- Obsession with death or lethal means. Some people have artistic or musical interests that are more grim than others, but if their engagement with those things surpasses what’s normal for them, that would be concerning, Roeske said.
- Experiences of abuse, neglect or other traumas
- Substance abuse problems
- Mental disorders such as schizophrenia, depression or anxiety, and personality disorders, especially coupled with lack of treatment
- Severe physical illnesses, including chronic pain. “Especially if it’s sort of recalcitrant and very difficult to treat, people can become very hopeless,” Roeske said. “It’s really just, ‘I don’t want to feel this anymore and I can’t find any other way. I feel trapped.’”
- Family or personal history of suicide. “The greatest predictor of completed suicide is past suicide attempts – the reason being is because you’ll see an escalation in lethality, or the means by which someone does it,” Roeske said.
- Job or financial loss
- Relationship problems or loss
- Loss of interest in activities or school
- Prolonged stress from other causes, such as harassment or bullying
- Easy access to potentially fatal means
- Exposure to a suicide or to graphic or sensationalized accounts of suicide. “On the one hand, we don’t want people to shy away from the topic of suicide.
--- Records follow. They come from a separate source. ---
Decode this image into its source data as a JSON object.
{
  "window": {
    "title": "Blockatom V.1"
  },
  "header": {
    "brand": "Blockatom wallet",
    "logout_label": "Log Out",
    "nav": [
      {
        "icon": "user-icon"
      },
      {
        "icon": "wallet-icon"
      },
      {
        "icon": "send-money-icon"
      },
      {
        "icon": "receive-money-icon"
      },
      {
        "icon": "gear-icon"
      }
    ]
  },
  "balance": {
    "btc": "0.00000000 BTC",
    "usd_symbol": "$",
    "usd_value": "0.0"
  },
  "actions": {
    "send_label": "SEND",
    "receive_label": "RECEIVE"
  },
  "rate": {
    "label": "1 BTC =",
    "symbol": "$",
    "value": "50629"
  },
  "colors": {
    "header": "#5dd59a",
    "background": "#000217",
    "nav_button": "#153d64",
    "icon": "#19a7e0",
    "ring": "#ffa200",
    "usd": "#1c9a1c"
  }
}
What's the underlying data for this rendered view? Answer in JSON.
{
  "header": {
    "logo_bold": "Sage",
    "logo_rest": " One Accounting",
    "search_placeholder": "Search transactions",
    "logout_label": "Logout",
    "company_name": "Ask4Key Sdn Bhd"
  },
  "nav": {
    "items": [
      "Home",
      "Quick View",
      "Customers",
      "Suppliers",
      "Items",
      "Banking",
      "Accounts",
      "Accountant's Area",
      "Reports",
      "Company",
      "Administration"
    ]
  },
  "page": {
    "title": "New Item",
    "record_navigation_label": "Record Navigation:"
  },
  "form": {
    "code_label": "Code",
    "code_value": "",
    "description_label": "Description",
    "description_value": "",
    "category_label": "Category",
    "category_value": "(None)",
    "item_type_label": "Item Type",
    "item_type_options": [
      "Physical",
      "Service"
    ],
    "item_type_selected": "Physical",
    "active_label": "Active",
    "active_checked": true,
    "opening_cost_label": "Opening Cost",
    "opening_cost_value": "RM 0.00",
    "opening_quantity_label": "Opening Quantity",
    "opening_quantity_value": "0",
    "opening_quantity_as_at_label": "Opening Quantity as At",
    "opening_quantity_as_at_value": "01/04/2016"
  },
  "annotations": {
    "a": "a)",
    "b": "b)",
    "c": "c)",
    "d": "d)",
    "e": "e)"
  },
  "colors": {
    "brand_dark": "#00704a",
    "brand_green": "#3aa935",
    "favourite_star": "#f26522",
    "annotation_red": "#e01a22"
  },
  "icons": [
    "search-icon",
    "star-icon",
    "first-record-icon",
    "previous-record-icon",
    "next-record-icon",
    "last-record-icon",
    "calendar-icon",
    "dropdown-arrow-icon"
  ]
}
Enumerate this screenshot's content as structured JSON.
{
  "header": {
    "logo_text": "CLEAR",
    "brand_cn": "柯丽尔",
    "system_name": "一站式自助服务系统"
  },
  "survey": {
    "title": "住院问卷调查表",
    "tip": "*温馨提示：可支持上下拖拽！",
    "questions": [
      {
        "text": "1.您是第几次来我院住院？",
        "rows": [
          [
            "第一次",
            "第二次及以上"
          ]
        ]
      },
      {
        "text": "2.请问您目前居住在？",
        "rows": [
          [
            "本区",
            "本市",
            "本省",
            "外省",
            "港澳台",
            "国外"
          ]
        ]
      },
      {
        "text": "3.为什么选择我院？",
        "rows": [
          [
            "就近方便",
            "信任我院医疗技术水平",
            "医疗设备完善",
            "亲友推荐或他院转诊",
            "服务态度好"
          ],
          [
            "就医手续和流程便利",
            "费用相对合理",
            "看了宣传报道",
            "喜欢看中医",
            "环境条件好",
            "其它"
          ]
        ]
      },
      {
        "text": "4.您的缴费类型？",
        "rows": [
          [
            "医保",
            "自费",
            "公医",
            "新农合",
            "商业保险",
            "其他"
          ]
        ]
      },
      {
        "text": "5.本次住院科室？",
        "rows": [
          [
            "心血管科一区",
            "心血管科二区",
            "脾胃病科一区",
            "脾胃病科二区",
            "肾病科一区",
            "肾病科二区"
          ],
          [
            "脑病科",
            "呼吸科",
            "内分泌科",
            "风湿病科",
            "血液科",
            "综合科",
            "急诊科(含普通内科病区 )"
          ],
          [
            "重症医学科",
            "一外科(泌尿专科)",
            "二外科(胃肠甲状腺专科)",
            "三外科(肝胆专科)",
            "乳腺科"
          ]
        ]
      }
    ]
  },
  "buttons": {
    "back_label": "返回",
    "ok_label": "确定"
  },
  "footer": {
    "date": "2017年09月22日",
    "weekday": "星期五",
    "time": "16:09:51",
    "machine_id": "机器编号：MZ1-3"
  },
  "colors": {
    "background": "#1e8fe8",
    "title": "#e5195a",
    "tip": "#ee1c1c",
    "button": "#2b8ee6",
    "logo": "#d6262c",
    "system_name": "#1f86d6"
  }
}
We want people to approach and even use the word with others and have discussions around it,” Roeske said. But if a depiction or account gratuitously romanticizes or justifies the sense of relief that might be garnered from suicide, that’s problematic.
- Insufficient social support or sense of isolation
What to do
If any of these signs resonate with you, seek professional help and talk with someone you can trust and feel supported by, Baker said. Psychotherapy and certain psychiatric medications, such as antidepressants, can help, Roeske said.
If a loved one is showing signs they might be at risk of suicide, “it’s not really your job to be able to predict the future,” Baker said. But you can be supportive and intentional about asking them what’s going on, Roeske and Baker said.
“You’re not going to cause someone to be suicidal by asking directly about suicide,” Baker said. “The worst they’re going to say is ‘no’ and not get offended. If they are, still ask them. I’d rather have someone offended at me than dead.”
When checking on someone, use what experts call a narrative, person-centered approach, Baker recommended. That might look like an open-ended question: “Hey, I’ve noticed life’s gotten overwhelming these past couple days. Do you want to tell me about it?”
As the person responds, you can, to some extent, listen, express appreciation for them sharing their story and offer to help figure it out together, without offering advice on how to handle it, Baker said. But if your loved one seems more at risk or in the process of attempting suicide, “you no longer have time or the luxury to get their opinion,” he added. Get medical care or call 911.
When Roeske first started working as a clinician, he had a young female patient who was a very accomplished equestrian, went to a prestigious school and had a lot of family resources, he said – but she had been chronically suicidal for 10 to 15 years, since she was a teenager.
“Every time she would go to her mom and tell her that, her mom would (say things like) ‘Oh, you’re so beautiful. Look at how you are with the horses,’” Roeske said. “And (the patient) said, ‘What it felt like was Mom was afraid of what I was saying and needed to distance herself from it.’
She said that therapists would do the same thing – you know, ‘create a positive gratitude list or correct your cognitive distortions.’ Finally, there was a psychiatrist that looked at her as she said, ‘I think I’m going to kill myself.’ And the psychiatrist said, ‘I think you might, too.’ And she said it was the first time someone was willing to be in there with her.”
When talking with someone who’s suicidal, you might want to tell them all the wonderful reasons why they should stay alive,